ABOUT THIS TASK - What appears in the data must be reproduced exactly.
(PROVIDED ENTRIES)
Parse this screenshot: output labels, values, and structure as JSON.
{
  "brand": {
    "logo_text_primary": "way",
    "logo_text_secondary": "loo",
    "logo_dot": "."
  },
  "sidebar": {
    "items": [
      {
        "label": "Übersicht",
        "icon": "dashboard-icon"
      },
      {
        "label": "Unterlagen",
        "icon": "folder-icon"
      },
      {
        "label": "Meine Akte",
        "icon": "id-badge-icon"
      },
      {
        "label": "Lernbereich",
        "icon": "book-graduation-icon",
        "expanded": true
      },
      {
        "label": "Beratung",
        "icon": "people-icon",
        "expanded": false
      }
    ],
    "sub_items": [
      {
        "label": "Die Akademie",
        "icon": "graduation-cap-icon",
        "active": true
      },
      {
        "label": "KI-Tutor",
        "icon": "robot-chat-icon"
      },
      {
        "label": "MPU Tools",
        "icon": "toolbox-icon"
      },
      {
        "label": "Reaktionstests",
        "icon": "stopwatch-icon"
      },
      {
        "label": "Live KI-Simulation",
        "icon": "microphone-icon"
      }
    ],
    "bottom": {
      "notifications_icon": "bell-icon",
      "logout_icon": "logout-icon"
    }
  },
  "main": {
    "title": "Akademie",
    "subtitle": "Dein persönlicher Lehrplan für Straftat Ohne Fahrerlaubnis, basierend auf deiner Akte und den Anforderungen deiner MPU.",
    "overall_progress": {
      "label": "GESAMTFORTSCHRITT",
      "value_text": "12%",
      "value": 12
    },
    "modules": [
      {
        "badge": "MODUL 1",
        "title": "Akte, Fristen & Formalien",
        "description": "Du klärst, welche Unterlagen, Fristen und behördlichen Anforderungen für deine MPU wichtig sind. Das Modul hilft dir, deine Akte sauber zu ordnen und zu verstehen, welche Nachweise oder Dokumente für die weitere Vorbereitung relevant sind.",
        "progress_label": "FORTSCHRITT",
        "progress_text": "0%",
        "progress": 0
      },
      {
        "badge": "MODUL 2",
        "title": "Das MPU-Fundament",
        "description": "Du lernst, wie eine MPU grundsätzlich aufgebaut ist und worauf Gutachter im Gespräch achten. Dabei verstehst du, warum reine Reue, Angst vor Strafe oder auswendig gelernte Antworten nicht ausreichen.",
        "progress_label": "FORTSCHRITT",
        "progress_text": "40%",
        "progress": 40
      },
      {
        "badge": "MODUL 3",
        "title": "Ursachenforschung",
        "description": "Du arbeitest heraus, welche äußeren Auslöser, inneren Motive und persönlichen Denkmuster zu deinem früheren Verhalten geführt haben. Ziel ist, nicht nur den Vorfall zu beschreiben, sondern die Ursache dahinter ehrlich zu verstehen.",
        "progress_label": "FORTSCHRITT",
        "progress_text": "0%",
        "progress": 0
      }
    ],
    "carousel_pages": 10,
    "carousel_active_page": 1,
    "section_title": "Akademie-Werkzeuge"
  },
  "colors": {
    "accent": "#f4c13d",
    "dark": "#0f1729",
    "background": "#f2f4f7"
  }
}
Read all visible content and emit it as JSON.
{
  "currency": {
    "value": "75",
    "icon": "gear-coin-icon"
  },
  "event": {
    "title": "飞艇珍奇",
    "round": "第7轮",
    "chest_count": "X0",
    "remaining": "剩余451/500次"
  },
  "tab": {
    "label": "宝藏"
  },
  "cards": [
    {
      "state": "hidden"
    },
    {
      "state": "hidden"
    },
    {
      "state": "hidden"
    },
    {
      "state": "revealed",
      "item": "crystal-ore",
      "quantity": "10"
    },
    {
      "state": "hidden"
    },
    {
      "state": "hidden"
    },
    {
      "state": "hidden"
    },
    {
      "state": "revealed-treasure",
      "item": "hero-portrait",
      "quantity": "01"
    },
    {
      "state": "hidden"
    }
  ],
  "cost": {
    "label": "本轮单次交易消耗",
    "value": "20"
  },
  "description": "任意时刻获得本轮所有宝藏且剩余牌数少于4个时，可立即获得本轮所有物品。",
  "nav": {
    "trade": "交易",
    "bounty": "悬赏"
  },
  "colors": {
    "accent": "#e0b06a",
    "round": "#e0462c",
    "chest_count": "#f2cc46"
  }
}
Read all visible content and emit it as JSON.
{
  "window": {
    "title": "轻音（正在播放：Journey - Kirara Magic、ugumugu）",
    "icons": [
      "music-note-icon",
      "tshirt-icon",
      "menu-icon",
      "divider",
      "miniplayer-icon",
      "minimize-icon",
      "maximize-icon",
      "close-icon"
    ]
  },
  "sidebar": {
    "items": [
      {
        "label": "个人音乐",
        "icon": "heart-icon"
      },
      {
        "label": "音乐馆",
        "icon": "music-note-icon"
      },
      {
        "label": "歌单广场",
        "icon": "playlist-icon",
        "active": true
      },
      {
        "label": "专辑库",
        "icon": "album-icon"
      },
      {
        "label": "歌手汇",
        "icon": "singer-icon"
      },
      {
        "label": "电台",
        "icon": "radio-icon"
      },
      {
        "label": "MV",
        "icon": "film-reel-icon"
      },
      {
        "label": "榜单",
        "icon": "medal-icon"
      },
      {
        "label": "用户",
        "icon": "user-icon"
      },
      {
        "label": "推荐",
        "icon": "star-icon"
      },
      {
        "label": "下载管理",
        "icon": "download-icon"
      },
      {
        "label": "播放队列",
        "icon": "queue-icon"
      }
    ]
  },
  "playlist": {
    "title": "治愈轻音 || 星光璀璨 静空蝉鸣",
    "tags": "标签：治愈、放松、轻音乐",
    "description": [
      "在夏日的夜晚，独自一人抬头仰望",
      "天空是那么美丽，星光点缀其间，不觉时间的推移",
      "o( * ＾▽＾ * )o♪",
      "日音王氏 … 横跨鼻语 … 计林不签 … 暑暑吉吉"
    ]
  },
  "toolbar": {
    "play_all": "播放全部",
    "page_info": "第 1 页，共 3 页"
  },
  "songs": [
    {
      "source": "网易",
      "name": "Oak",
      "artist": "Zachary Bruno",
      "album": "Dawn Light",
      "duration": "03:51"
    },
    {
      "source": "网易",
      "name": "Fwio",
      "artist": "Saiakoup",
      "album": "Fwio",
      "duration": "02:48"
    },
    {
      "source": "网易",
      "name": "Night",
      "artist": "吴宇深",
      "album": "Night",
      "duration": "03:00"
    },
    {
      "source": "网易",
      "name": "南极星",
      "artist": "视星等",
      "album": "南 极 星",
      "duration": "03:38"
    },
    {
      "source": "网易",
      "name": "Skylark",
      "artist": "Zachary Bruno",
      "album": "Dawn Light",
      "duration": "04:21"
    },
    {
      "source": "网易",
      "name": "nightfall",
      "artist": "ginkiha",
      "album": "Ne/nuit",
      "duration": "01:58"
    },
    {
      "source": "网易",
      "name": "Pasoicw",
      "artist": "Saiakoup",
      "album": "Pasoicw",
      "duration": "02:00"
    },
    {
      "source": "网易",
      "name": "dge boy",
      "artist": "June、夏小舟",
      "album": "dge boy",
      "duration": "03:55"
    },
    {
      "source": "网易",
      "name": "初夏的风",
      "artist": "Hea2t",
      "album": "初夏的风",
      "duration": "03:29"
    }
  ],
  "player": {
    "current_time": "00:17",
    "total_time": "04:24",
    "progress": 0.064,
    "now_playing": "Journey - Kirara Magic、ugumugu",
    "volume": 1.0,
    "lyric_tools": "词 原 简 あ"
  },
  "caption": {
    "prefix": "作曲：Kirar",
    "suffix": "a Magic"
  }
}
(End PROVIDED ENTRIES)
EXERCISE OUTPUT -
Parse this screenshot: output labels, values, and structure as JSON.
{
  "brand": {
    "logo_text_primary": "way",
    "logo_text_secondary": "loo",
    "logo_dot": "."
  },
  "sidebar": {
    "items": [
      {
        "label": "Übersicht",
        "icon": "dashboard-icon"
      },
      {
        "label": "Unterlagen",
        "icon": "folder-icon"
      },
      {
        "label": "Meine Akte",
        "icon": "id-badge-icon"
      },
      {
        "label": "Lernbereich",
        "icon": "book-graduation-icon",
        "expanded": true
      },
      {
        "label": "Beratung",
        "icon": "people-icon",
        "expanded": false
      }
    ],
    "sub_items": [
      {
        "label": "Die Akademie",
        "icon": "graduation-cap-icon",
        "active": true
      },
      {
        "label": "KI-Tutor",
        "icon": "robot-chat-icon"
      },
      {
        "label": "MPU Tools",
        "icon": "toolbox-icon"
      },
      {
        "label": "Reaktionstests",
        "icon": "stopwatch-icon"
      },
      {
        "label": "Live KI-Simulation",
        "icon": "microphone-icon"
      }
    ],
    "bottom": {
      "notifications_icon": "bell-icon",
      "logout_icon": "logout-icon"
    }
  },
  "main": {
    "title": "Akademie",
    "subtitle": "Dein persönlicher Lehrplan für Straftat Ohne Fahrerlaubnis, basierend auf deiner Akte und den Anforderungen deiner MPU.",
    "overall_progress": {
      "label": "GESAMTFORTSCHRITT",
      "value_text": "12%",
      "value": 12
    },
    "modules": [
      {
        "badge": "MODUL 1",
        "title": "Akte, Fristen & Formalien",
        "description": "Du klärst, welche Unterlagen, Fristen und behördlichen Anforderungen für deine MPU wichtig sind. Das Modul hilft dir, deine Akte sauber zu ordnen und zu verstehen, welche Nachweise oder Dokumente für die weitere Vorbereitung relevant sind.",
        "progress_label": "FORTSCHRITT",
        "progress_text": "0%",
        "progress": 0
      },
      {
        "badge": "MODUL 2",
        "title": "Das MPU-Fundament",
        "description": "Du lernst, wie eine MPU grundsätzlich aufgebaut ist und worauf Gutachter im Gespräch achten. Dabei verstehst du, warum reine Reue, Angst vor Strafe oder auswendig gelernte Antworten nicht ausreichen.",
        "progress_label": "FORTSCHRITT",
        "progress_text": "40%",
        "progress": 40
      },
      {
        "badge": "MODUL 3",
        "title": "Ursachenforschung",
        "description": "Du arbeitest heraus, welche äußeren Auslöser, inneren Motive und persönlichen Denkmuster zu deinem früheren Verhalten geführt haben. Ziel ist, nicht nur den Vorfall zu beschreiben, sondern die Ursache dahinter ehrlich zu verstehen.",
        "progress_label": "FORTSCHRITT",
        "progress_text": "0%",
        "progress": 0
      }
    ],
    "carousel_pages": 10,
    "carousel_active_page": 1,
    "section_title": "Akademie-Werkzeuge"
  },
  "colors": {
    "accent": "#f4c13d",
    "dark": "#0f1729",
    "background": "#f2f4f7"
  }
}
Read all visible content and emit it as JSON.
{
  "currency": {
    "value": "75",
    "icon": "gear-coin-icon"
  },
  "event": {
    "title": "飞艇珍奇",
    "round": "第7轮",
    "chest_count": "X0",
    "remaining": "剩余451/500次"
  },
  "tab": {
    "label": "宝藏"
  },
  "cards": [
    {
      "state": "hidden"
    },
    {
      "state": "hidden"
    },
    {
      "state": "hidden"
    },
    {
      "state": "revealed",
      "item": "crystal-ore",
      "quantity": "10"
    },
    {
      "state": "hidden"
    },
    {
      "state": "hidden"
    },
    {
      "state": "hidden"
    },
    {
      "state": "revealed-treasure",
      "item": "hero-portrait",
      "quantity": "01"
    },
    {
      "state": "hidden"
    }
  ],
  "cost": {
    "label": "本轮单次交易消耗",
    "value": "20"
  },
  "description": "任意时刻获得本轮所有宝藏且剩余牌数少于4个时，可立即获得本轮所有物品。",
  "nav": {
    "trade": "交易",
    "bounty": "悬赏"
  },
  "colors": {
    "accent": "#e0b06a",
    "round": "#e0462c",
    "chest_count": "#f2cc46"
  }
}
Read all visible content and emit it as JSON.
{
  "window": {
    "title": "轻音（正在播放：Journey - Kirara Magic、ugumugu）",
    "icons": [
      "music-note-icon",
      "tshirt-icon",
      "menu-icon",
      "divider",
      "miniplayer-icon",
      "minimize-icon",
      "maximize-icon",
      "close-icon"
    ]
  },
  "sidebar": {
    "items": [
      {
        "label": "个人音乐",
        "icon": "heart-icon"
      },
      {
        "label": "音乐馆",
        "icon": "music-note-icon"
      },
      {
        "label": "歌单广场",
        "icon": "playlist-icon",
        "active": true
      },
      {
        "label": "专辑库",
        "icon": "album-icon"
      },
      {
        "label": "歌手汇",
        "icon": "singer-icon"
      },
      {
        "label": "电台",
        "icon": "radio-icon"
      },
      {
        "label": "MV",
        "icon": "film-reel-icon"
      },
      {
        "label": "榜单",
        "icon": "medal-icon"
      },
      {
        "label": "用户",
        "icon": "user-icon"
      },
      {
        "label": "推荐",
        "icon": "star-icon"
      },
      {
        "label": "下载管理",
        "icon": "download-icon"
      },
      {
        "label": "播放队列",
        "icon": "queue-icon"
      }
    ]
  },
  "playlist": {
    "title": "治愈轻音 || 星光璀璨 静空蝉鸣",
    "tags": "标签：治愈、放松、轻音乐",
    "description": [
      "在夏日的夜晚，独自一人抬头仰望",
      "天空是那么美丽，星光点缀其间，不觉时间的推移",
      "o( * ＾▽＾ * )o♪",
      "日音王氏 … 横跨鼻语 … 计林不签 … 暑暑吉吉"
    ]
  },
  "toolbar": {
    "play_all": "播放全部",
    "page_info": "第 1 页，共 3 页"
  },
  "songs": [
    {
      "source": "网易",
      "name": "Oak",
      "artist": "Zachary Bruno",
      "album": "Dawn Light",
      "duration": "03:51"
    },
    {
      "source": "网易",
      "name": "Fwio",
      "artist": "Saiakoup",
      "album": "Fwio",
      "duration": "02:48"
    },
    {
      "source": "网易",
      "name": "Night",
      "artist": "吴宇深",
      "album": "Night",
      "duration": "03:00"
    },
    {
      "source": "网易",
      "name": "南极星",
      "artist": "视星等",
      "album": "南 极 星",
      "duration": "03:38"
    },
    {
      "source": "网易",
      "name": "Skylark",
      "artist": "Zachary Bruno",
      "album": "Dawn Light",
      "duration": "04:21"
    },
    {
      "source": "网易",
      "name": "nightfall",
      "artist": "ginkiha",
      "album": "Ne/nuit",
      "duration": "01:58"
    },
    {
      "source": "网易",
      "name": "Pasoicw",
      "artist": "Saiakoup",
      "album": "Pasoicw",
      "duration": "02:00"
    },
    {
      "source": "网易",
      "name": "dge boy",
      "artist": "June、夏小舟",
      "album": "dge boy",
      "duration": "03:55"
    },
    {
      "source": "网易",
      "name": "初夏的风",
      "artist": "Hea2t",
      "album": "初夏的风",
      "duration": "03:29"
    }
  ],
  "player": {
    "current_time": "00:17",
    "total_time": "04:24",
    "progress": 0.064,
    "now_playing": "Journey - Kirara Magic、ugumugu",
    "volume": 1.0,
    "lyric_tools": "词 原 简 あ"
  },
  "caption": {
    "prefix": "作曲：Kirar",
    "suffix": "a Magic"
  }
}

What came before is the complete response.